* Task statement:
Report how many lines of the data contain the string "ffffff". Add nothing.

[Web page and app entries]
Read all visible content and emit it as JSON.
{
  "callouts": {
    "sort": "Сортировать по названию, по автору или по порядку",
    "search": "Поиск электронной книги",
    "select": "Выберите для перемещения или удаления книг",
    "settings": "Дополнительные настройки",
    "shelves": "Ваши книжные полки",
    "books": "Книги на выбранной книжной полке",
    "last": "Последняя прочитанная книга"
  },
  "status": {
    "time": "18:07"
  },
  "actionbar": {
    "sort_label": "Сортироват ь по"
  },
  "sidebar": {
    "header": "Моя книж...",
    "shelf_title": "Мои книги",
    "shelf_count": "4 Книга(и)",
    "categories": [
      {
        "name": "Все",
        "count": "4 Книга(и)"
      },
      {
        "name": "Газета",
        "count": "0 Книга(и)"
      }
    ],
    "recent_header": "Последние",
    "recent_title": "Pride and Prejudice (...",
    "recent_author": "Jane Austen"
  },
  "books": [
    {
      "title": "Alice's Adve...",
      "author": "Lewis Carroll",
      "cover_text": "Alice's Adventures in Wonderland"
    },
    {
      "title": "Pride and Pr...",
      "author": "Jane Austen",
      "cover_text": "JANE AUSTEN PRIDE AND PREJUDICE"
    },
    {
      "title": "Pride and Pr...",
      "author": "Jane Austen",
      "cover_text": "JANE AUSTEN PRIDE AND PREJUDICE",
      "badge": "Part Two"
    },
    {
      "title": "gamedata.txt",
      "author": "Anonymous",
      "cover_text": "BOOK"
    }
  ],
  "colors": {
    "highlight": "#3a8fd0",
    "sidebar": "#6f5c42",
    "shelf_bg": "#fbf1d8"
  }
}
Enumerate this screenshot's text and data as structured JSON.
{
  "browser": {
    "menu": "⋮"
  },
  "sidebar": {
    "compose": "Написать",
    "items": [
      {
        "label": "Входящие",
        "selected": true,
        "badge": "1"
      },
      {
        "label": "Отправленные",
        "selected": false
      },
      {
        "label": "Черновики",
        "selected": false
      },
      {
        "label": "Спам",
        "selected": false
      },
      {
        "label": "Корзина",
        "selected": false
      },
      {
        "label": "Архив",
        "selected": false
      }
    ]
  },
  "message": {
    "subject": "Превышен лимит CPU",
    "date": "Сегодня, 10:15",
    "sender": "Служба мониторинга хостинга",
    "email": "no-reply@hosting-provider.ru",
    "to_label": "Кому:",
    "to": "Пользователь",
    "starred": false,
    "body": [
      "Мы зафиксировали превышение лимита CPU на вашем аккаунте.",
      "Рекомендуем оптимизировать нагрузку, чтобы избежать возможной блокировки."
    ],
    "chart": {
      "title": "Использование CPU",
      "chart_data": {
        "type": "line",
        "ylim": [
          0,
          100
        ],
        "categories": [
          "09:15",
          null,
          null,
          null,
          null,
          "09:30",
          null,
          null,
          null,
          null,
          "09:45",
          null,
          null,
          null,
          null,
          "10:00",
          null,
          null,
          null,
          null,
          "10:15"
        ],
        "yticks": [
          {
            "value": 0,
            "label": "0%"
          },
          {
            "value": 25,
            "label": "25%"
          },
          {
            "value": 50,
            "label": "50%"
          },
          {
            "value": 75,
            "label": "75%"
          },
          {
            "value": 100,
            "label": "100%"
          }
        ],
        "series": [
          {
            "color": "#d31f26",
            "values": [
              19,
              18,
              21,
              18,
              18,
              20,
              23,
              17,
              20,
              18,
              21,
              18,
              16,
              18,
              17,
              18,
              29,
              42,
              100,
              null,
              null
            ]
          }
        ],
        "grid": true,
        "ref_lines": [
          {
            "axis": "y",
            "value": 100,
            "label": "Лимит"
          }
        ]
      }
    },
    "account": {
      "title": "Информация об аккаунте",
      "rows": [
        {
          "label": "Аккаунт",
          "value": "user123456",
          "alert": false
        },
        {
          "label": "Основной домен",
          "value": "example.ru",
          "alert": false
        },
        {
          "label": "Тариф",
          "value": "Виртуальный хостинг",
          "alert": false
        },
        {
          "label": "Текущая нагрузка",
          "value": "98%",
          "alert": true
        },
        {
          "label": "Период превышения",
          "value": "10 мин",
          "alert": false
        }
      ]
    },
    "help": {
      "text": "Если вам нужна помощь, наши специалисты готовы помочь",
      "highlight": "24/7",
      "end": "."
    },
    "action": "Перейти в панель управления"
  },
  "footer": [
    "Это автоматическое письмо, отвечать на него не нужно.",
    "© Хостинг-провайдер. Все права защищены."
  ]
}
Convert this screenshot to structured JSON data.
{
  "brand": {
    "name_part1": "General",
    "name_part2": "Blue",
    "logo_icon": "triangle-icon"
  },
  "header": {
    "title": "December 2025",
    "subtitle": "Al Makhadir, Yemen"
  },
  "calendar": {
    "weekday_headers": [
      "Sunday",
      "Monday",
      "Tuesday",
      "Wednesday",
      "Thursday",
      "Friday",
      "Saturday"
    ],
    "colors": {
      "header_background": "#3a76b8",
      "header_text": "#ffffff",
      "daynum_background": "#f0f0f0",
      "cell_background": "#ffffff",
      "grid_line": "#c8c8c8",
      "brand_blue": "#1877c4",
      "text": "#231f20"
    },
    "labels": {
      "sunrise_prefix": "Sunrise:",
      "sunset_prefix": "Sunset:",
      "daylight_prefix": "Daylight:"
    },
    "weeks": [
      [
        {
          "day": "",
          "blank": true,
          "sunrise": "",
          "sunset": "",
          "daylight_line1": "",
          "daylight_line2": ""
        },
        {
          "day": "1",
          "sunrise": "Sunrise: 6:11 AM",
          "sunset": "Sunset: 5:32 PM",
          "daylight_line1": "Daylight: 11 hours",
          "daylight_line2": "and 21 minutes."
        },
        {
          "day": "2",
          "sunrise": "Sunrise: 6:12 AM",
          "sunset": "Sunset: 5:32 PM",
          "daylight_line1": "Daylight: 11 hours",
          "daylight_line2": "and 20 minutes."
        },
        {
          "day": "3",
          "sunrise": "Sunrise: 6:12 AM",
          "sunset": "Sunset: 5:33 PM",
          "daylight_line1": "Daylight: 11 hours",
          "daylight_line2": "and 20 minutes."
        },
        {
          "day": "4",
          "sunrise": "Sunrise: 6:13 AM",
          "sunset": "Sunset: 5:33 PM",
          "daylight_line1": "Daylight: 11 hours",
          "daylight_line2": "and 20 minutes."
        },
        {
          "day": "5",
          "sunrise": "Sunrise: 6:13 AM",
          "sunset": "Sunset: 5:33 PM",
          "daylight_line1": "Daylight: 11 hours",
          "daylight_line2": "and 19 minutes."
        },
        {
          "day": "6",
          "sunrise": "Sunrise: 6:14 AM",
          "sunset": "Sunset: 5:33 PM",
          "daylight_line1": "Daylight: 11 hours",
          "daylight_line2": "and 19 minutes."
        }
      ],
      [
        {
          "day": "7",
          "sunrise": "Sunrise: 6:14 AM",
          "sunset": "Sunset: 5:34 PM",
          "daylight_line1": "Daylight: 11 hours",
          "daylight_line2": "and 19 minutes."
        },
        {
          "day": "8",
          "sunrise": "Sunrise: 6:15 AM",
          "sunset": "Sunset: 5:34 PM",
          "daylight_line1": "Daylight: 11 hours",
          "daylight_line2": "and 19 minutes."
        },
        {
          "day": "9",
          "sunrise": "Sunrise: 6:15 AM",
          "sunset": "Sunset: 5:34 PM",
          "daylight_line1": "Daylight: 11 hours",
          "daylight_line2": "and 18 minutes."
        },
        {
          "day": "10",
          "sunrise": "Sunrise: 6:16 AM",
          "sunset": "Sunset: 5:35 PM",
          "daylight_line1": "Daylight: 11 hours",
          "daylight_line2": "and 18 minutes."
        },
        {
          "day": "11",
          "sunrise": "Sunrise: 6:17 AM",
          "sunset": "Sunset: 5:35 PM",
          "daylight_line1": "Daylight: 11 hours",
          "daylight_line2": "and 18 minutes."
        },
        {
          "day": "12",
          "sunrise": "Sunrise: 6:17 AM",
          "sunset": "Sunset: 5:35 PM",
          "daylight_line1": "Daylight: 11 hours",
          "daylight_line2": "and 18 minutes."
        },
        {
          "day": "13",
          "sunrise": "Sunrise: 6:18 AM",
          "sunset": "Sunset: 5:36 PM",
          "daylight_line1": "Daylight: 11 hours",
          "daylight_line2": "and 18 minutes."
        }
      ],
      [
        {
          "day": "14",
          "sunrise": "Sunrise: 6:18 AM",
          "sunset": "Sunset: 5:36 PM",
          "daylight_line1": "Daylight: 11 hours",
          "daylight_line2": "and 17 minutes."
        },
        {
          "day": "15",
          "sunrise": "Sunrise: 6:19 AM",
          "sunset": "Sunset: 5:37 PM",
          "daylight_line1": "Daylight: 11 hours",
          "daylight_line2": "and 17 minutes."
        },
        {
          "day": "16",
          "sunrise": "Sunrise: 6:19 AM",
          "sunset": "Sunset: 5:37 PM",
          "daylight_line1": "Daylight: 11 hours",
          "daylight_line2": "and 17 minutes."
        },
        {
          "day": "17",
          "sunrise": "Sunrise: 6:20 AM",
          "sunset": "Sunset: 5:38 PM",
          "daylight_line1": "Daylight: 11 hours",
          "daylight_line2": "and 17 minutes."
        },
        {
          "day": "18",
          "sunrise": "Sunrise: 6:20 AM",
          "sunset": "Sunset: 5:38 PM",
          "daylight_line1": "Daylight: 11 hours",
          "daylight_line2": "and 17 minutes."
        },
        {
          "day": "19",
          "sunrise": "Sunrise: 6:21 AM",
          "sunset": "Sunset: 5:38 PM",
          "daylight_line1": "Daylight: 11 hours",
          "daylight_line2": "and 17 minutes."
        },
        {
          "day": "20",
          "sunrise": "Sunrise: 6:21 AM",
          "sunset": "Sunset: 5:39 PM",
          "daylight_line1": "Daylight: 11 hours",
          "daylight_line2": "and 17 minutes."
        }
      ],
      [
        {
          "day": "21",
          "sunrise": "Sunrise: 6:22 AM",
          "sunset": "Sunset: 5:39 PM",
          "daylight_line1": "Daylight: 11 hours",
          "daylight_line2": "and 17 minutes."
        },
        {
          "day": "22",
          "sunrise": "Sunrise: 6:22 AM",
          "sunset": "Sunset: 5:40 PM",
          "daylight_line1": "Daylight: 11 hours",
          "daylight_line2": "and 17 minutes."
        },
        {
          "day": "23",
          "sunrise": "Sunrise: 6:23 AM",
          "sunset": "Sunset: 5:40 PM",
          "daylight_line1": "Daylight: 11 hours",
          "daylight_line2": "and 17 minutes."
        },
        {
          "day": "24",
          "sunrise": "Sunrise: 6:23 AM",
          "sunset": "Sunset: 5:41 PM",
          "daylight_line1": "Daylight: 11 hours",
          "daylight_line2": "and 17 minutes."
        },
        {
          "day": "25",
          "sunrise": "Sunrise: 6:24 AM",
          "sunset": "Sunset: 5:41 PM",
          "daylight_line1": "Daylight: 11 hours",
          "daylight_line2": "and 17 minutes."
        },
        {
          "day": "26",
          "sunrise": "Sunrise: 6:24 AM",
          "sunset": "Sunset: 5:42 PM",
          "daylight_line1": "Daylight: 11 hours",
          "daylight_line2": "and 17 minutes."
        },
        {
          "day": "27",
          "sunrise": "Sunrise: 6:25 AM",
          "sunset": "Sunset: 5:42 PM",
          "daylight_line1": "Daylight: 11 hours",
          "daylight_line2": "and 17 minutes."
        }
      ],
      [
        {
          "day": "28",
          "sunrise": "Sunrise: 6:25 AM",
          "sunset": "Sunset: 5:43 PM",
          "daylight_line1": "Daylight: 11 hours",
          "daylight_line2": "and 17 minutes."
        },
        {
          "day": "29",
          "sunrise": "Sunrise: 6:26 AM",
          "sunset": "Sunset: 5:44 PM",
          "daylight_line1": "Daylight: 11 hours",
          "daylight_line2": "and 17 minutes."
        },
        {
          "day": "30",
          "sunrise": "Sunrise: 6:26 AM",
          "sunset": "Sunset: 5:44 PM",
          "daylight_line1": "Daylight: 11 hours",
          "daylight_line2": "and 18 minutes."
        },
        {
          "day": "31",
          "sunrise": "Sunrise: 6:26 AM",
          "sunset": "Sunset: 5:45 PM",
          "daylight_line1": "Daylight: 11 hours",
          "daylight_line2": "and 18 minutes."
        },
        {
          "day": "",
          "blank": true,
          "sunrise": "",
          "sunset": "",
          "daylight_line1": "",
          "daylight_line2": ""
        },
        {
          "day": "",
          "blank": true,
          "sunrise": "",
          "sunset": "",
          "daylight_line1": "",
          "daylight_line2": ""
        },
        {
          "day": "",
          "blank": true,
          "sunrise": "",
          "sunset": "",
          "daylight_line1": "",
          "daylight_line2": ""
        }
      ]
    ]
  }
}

* Result of the task:
2